[Task directions] Would you restate the listing word for word, with the images omitted?

»»

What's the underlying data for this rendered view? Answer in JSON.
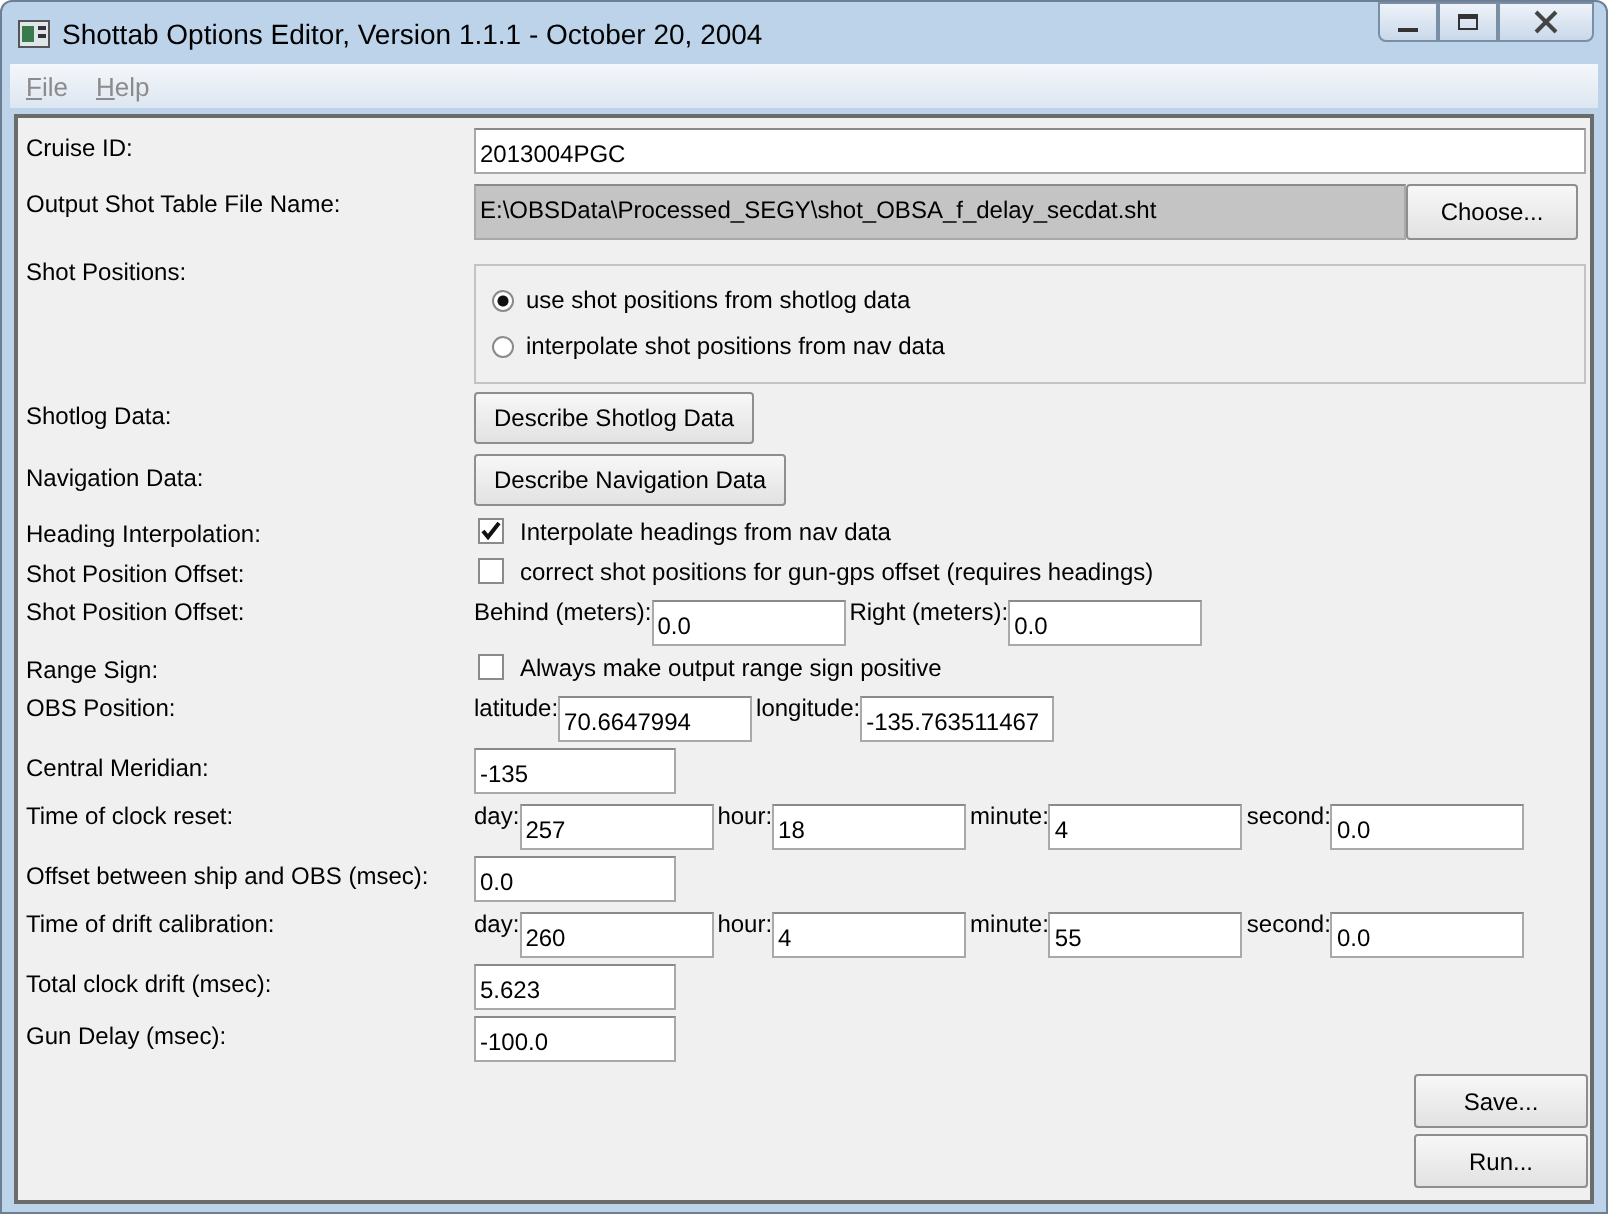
{
  "window": {
    "title": "Shottab Options Editor, Version 1.1.1 - October 20, 2004"
  },
  "menu": [
    "File",
    "Help"
  ],
  "rows": [
    {
      "kind": "long_field",
      "label": "Cruise ID:",
      "value": "2013004PGC"
    },
    {
      "kind": "file",
      "label": "Output Shot Table File Name:",
      "value": "E:\\OBSData\\Processed_SEGY\\shot_OBSA_f_delay_secdat.sht",
      "button": "Choose..."
    },
    {
      "kind": "radio",
      "label": "Shot Positions:",
      "options": [
        {
          "label": "use shot positions from shotlog data",
          "selected": true
        },
        {
          "label": "interpolate shot positions from nav data",
          "selected": false
        }
      ]
    },
    {
      "kind": "button",
      "label": "Shotlog Data:",
      "button": "Describe Shotlog Data"
    },
    {
      "kind": "button",
      "label": "Navigation Data:",
      "button": "Describe Navigation Data"
    },
    {
      "kind": "check",
      "label": "Heading Interpolation:",
      "text": "Interpolate headings from nav data",
      "checked": true
    },
    {
      "kind": "check",
      "label": "Shot Position Offset:",
      "text": "correct shot positions for gun-gps offset (requires headings)",
      "checked": false
    },
    {
      "kind": "fields",
      "label": "Shot Position Offset:",
      "parts": [
        {
          "prefix": "Behind (meters):",
          "value": "0.0"
        },
        {
          "prefix": "Right (meters):",
          "value": "0.0"
        }
      ]
    },
    {
      "kind": "check",
      "label": "Range Sign:",
      "text": "Always make output range sign positive",
      "checked": false
    },
    {
      "kind": "fields",
      "label": "OBS Position:",
      "parts": [
        {
          "prefix": "latitude:",
          "value": "70.6647994"
        },
        {
          "prefix": "longitude:",
          "value": "-135.763511467"
        }
      ]
    },
    {
      "kind": "field",
      "label": "Central Meridian:",
      "value": "-135"
    },
    {
      "kind": "fields",
      "label": "Time of clock reset:",
      "parts": [
        {
          "prefix": "day:",
          "value": "257"
        },
        {
          "prefix": "hour:",
          "value": "18"
        },
        {
          "prefix": "minute:",
          "value": "4"
        },
        {
          "prefix": "second:",
          "value": "0.0"
        }
      ]
    },
    {
      "kind": "field",
      "label": "Offset between ship and OBS (msec):",
      "value": "0.0"
    },
    {
      "kind": "fields",
      "label": "Time of drift calibration:",
      "parts": [
        {
          "prefix": "day:",
          "value": "260"
        },
        {
          "prefix": "hour:",
          "value": "4"
        },
        {
          "prefix": "minute:",
          "value": "55"
        },
        {
          "prefix": "second:",
          "value": "0.0"
        }
      ]
    },
    {
      "kind": "field",
      "label": "Total clock drift (msec):",
      "value": "5.623"
    },
    {
      "kind": "field",
      "label": "Gun Delay (msec):",
      "value": "-100.0"
    }
  ],
  "buttons": [
    "Save...",
    "Run..."
  ]
}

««

[Response]
What's the underlying data for this rendered view? Answer in JSON.
{
  "window": {
    "title": "Shottab Options Editor, Version 1.1.1 - October 20, 2004"
  },
  "menu": [
    "File",
    "Help"
  ],
  "rows": [
    {
      "kind": "long_field",
      "label": "Cruise ID:",
      "value": "2013004PGC"
    },
    {
      "kind": "file",
      "label": "Output Shot Table File Name:",
      "value": "E:\\OBSData\\Processed_SEGY\\shot_OBSA_f_delay_secdat.sht",
      "button": "Choose..."
    },
    {
      "kind": "radio",
      "label": "Shot Positions:",
      "options": [
        {
          "label": "use shot positions from shotlog data",
          "selected": true
        },
        {
          "label": "interpolate shot positions from nav data",
          "selected": false
        }
      ]
    },
    {
      "kind": "button",
      "label": "Shotlog Data:",
      "button": "Describe Shotlog Data"
    },
    {
      "kind": "button",
      "label": "Navigation Data:",
      "button": "Describe Navigation Data"
    },
    {
      "kind": "check",
      "label": "Heading Interpolation:",
      "text": "Interpolate headings from nav data",
      "checked": true
    },
    {
      "kind": "check",
      "label": "Shot Position Offset:",
      "text": "correct shot positions for gun-gps offset (requires headings)",
      "checked": false
    },
    {
      "kind": "fields",
      "label": "Shot Position Offset:",
      "parts": [
        {
          "prefix": "Behind (meters):",
          "value": "0.0"
        },
        {
          "prefix": "Right (meters):",
          "value": "0.0"
        }
      ]
    },
    {
      "kind": "check",
      "label": "Range Sign:",
      "text": "Always make output range sign positive",
      "checked": false
    },
    {
      "kind": "fields",
      "label": "OBS Position:",
      "parts": [
        {
          "prefix": "latitude:",
          "value": "70.6647994"
        },
        {
          "prefix": "longitude:",
          "value": "-135.763511467"
        }
      ]
    },
    {
      "kind": "field",
      "label": "Central Meridian:",
      "value": "-135"
    },
    {
      "kind": "fields",
      "label": "Time of clock reset:",
      "parts": [
        {
          "prefix": "day:",
          "value": "257"
        },
        {
          "prefix": "hour:",
          "value": "18"
        },
        {
          "prefix": "minute:",
          "value": "4"
        },
        {
          "prefix": "second:",
          "value": "0.0"
        }
      ]
    },
    {
      "kind": "field",
      "label": "Offset between ship and OBS (msec):",
      "value": "0.0"
    },
    {
      "kind": "fields",
      "label": "Time of drift calibration:",
      "parts": [
        {
          "prefix": "day:",
          "value": "260"
        },
        {
          "prefix": "hour:",
          "value": "4"
        },
        {
          "prefix": "minute:",
          "value": "55"
        },
        {
          "prefix": "second:",
          "value": "0.0"
        }
      ]
    },
    {
      "kind": "field",
      "label": "Total clock drift (msec):",
      "value": "5.623"
    },
    {
      "kind": "field",
      "label": "Gun Delay (msec):",
      "value": "-100.0"
    }
  ],
  "buttons": [
    "Save...",
    "Run..."
  ]
}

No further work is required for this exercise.